Task inputs Start Marker
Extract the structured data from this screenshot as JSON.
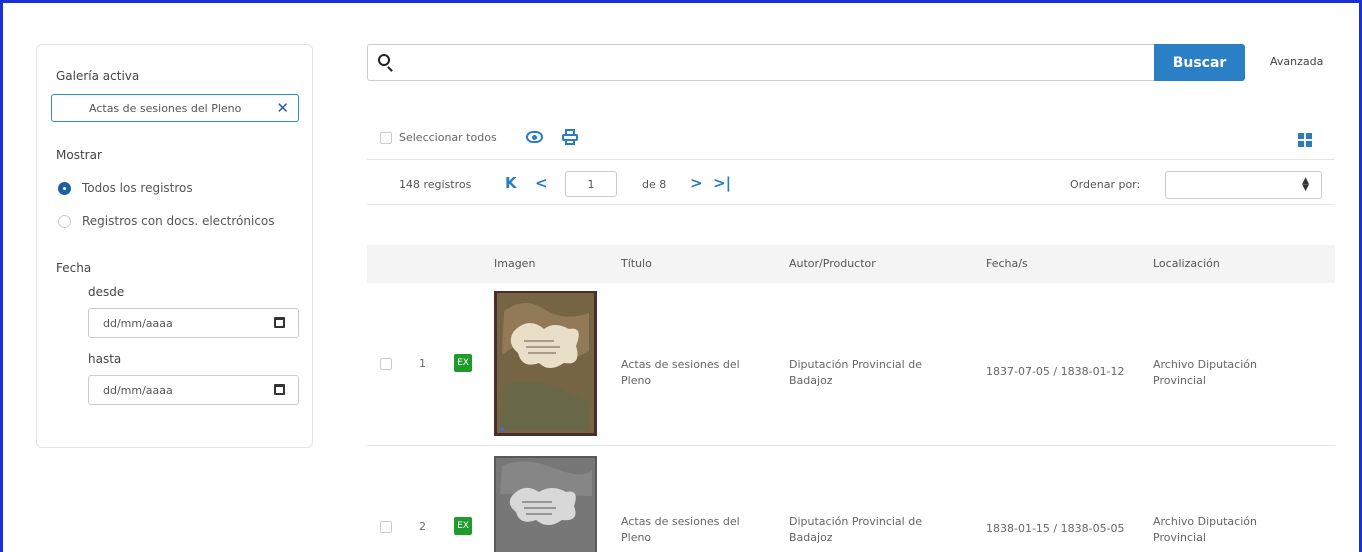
{
  "sidebar": {
    "gallery_label": "Galería activa",
    "gallery_value": "Actas de sesiones del Pleno",
    "gallery_remove": "✕",
    "show_label": "Mostrar",
    "show_options": [
      {
        "label": "Todos los registros",
        "selected": true
      },
      {
        "label": "Registros con docs. electrónicos",
        "selected": false
      }
    ],
    "date_label": "Fecha",
    "from_label": "desde",
    "from_placeholder": "dd/mm/aaaa",
    "to_label": "hasta",
    "to_placeholder": "dd/mm/aaaa"
  },
  "search": {
    "value": "",
    "button_label": "Buscar",
    "advanced_label": "Avanzada"
  },
  "toolbar": {
    "select_all_label": "Seleccionar todos",
    "icons": [
      "eye-icon",
      "print-icon",
      "grid-view-icon"
    ]
  },
  "pagination": {
    "count_label": "148 registros",
    "current_page": "1",
    "of_label": "de 8",
    "first": "K",
    "prev": "<",
    "next": ">",
    "last": ">|",
    "order_label": "Ordenar por:",
    "order_value": ""
  },
  "table": {
    "columns": [
      "Imagen",
      "Título",
      "Autor/Productor",
      "Fecha/s",
      "Localización"
    ],
    "rows": [
      {
        "num": "1",
        "badge": "EX",
        "title": "Actas de sesiones del Pleno",
        "author": "Diputación Provincial de Badajoz",
        "dates": "1837-07-05 / 1838-01-12",
        "location": "Archivo Diputación Provincial"
      },
      {
        "num": "2",
        "badge": "EX",
        "title": "Actas de sesiones del Pleno",
        "author": "Diputación Provincial de Badajoz",
        "dates": "1838-01-15 / 1838-05-05",
        "location": "Archivo Diputación Provincial"
      }
    ]
  },
  "colors": {
    "accent": "#2b7fc4",
    "badge": "#1e9b2a",
    "frame": "#1a2fd6"
  }
}
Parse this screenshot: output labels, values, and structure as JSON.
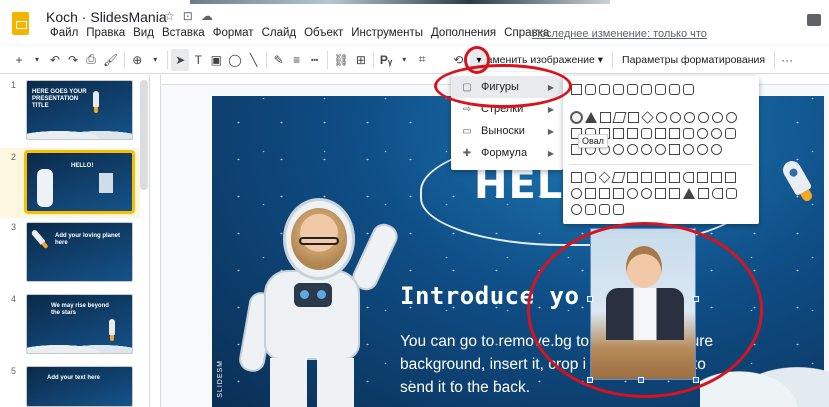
{
  "app": {
    "doc_title": "Koch · SlidesMania",
    "last_edit": "Последнее изменение: только что"
  },
  "menubar": [
    "Файл",
    "Правка",
    "Вид",
    "Вставка",
    "Формат",
    "Слайд",
    "Объект",
    "Инструменты",
    "Дополнения",
    "Справка"
  ],
  "toolbar": {
    "replace_image_label": "Заменить изображение",
    "format_options_label": "Параметры форматирования",
    "more_label": "···"
  },
  "slides": [
    {
      "num": "1",
      "title": "HERE GOES YOUR PRESENTATION TITLE"
    },
    {
      "num": "2",
      "title": "HELLO!"
    },
    {
      "num": "3",
      "title": "Add your loving planet here"
    },
    {
      "num": "4",
      "title": "We may rise beyond the stars"
    },
    {
      "num": "5",
      "title": "Add your text here"
    }
  ],
  "slide": {
    "hello": "HELL",
    "introduce": "Introduce yo",
    "body_line1": "You can go to remove.bg to                  picture",
    "body_line2": "background, insert it, crop i               , on it to",
    "body_line3": "send it to the back.",
    "side_text": "SLIDESM"
  },
  "mask_menu": {
    "items": [
      {
        "label": "Фигуры",
        "icon": "square-icon"
      },
      {
        "label": "Стрелки",
        "icon": "arrow-right-icon"
      },
      {
        "label": "Выноски",
        "icon": "callout-icon"
      },
      {
        "label": "Формула",
        "icon": "plus-icon"
      }
    ]
  },
  "shapes_tooltip": "Овал",
  "colors": {
    "accent": "#1a73e8",
    "annotation_red": "#d8131e",
    "slide_bg": "#0f4e86",
    "logo": "#f4b400"
  }
}
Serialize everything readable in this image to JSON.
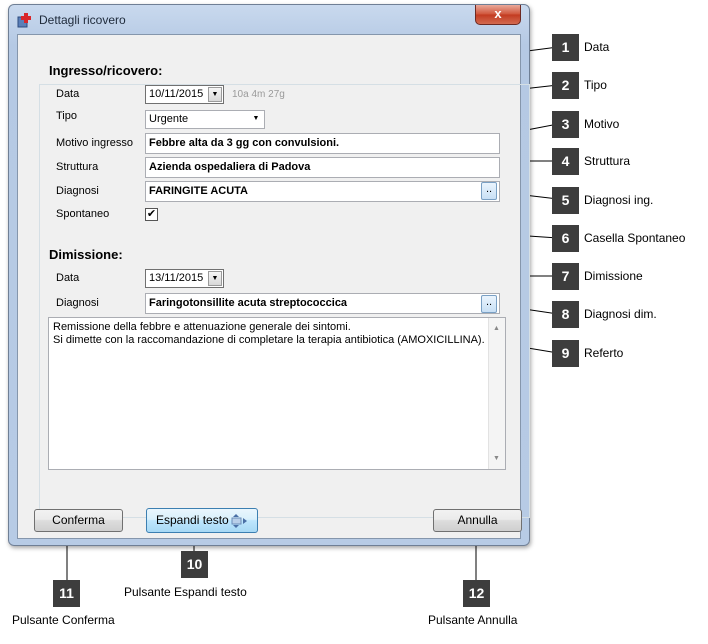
{
  "window": {
    "title": "Dettagli ricovero",
    "close_label": "x"
  },
  "admission": {
    "section_title": "Ingresso/ricovero:",
    "date_label": "Data",
    "date_value": "10/11/2015",
    "duration": "10a 4m 27g",
    "type_label": "Tipo",
    "type_value": "Urgente",
    "reason_label": "Motivo ingresso",
    "reason_value": "Febbre alta da 3 gg con convulsioni.",
    "facility_label": "Struttura",
    "facility_value": "Azienda ospedaliera di Padova",
    "diagnosis_label": "Diagnosi",
    "diagnosis_value": "FARINGITE ACUTA",
    "spontaneous_label": "Spontaneo",
    "spontaneous_checked": true
  },
  "discharge": {
    "section_title": "Dimissione:",
    "date_label": "Data",
    "date_value": "13/11/2015",
    "diagnosis_label": "Diagnosi",
    "diagnosis_value": "Faringotonsillite acuta streptococcica",
    "report_line1": "Remissione della febbre e attenuazione generale dei sintomi.",
    "report_line2": "Si dimette con la raccomandazione di completare la terapia antibiotica (AMOXICILLINA)."
  },
  "buttons": {
    "ellipsis": "..",
    "confirm": "Conferma",
    "expand": "Espandi testo",
    "cancel": "Annulla"
  },
  "callouts": [
    {
      "num": "1",
      "label": "Data"
    },
    {
      "num": "2",
      "label": "Tipo"
    },
    {
      "num": "3",
      "label": "Motivo"
    },
    {
      "num": "4",
      "label": "Struttura"
    },
    {
      "num": "5",
      "label": "Diagnosi ing."
    },
    {
      "num": "6",
      "label": "Casella Spontaneo"
    },
    {
      "num": "7",
      "label": "Dimissione"
    },
    {
      "num": "8",
      "label": "Diagnosi dim."
    },
    {
      "num": "9",
      "label": "Referto"
    },
    {
      "num": "10",
      "label": "Pulsante Espandi testo"
    },
    {
      "num": "11",
      "label": "Pulsante Conferma"
    },
    {
      "num": "12",
      "label": "Pulsante Annulla"
    }
  ],
  "colors": {
    "callout_bg": "#3d3d3d",
    "close_red": "#c23a20",
    "window_frame": "#b7cbe5"
  }
}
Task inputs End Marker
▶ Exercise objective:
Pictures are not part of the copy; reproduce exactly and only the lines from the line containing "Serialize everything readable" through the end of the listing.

▶ Solution for this task:
Serialize everything readable in this image to JSON.
{
  "window": {
    "title": "Dettagli ricovero",
    "close_label": "x"
  },
  "admission": {
    "section_title": "Ingresso/ricovero:",
    "date_label": "Data",
    "date_value": "10/11/2015",
    "duration": "10a 4m 27g",
    "type_label": "Tipo",
    "type_value": "Urgente",
    "reason_label": "Motivo ingresso",
    "reason_value": "Febbre alta da 3 gg con convulsioni.",
    "facility_label": "Struttura",
    "facility_value": "Azienda ospedaliera di Padova",
    "diagnosis_label": "Diagnosi",
    "diagnosis_value": "FARINGITE ACUTA",
    "spontaneous_label": "Spontaneo",
    "spontaneous_checked": true
  },
  "discharge": {
    "section_title": "Dimissione:",
    "date_label": "Data",
    "date_value": "13/11/2015",
    "diagnosis_label": "Diagnosi",
    "diagnosis_value": "Faringotonsillite acuta streptococcica",
    "report_line1": "Remissione della febbre e attenuazione generale dei sintomi.",
    "report_line2": "Si dimette con la raccomandazione di completare la terapia antibiotica (AMOXICILLINA)."
  },
  "buttons": {
    "ellipsis": "..",
    "confirm": "Conferma",
    "expand": "Espandi testo",
    "cancel": "Annulla"
  },
  "callouts": [
    {
      "num": "1",
      "label": "Data"
    },
    {
      "num": "2",
      "label": "Tipo"
    },
    {
      "num": "3",
      "label": "Motivo"
    },
    {
      "num": "4",
      "label": "Struttura"
    },
    {
      "num": "5",
      "label": "Diagnosi ing."
    },
    {
      "num": "6",
      "label": "Casella Spontaneo"
    },
    {
      "num": "7",
      "label": "Dimissione"
    },
    {
      "num": "8",
      "label": "Diagnosi dim."
    },
    {
      "num": "9",
      "label": "Referto"
    },
    {
      "num": "10",
      "label": "Pulsante Espandi testo"
    },
    {
      "num": "11",
      "label": "Pulsante Conferma"
    },
    {
      "num": "12",
      "label": "Pulsante Annulla"
    }
  ],
  "colors": {
    "callout_bg": "#3d3d3d",
    "close_red": "#c23a20",
    "window_frame": "#b7cbe5"
  }
}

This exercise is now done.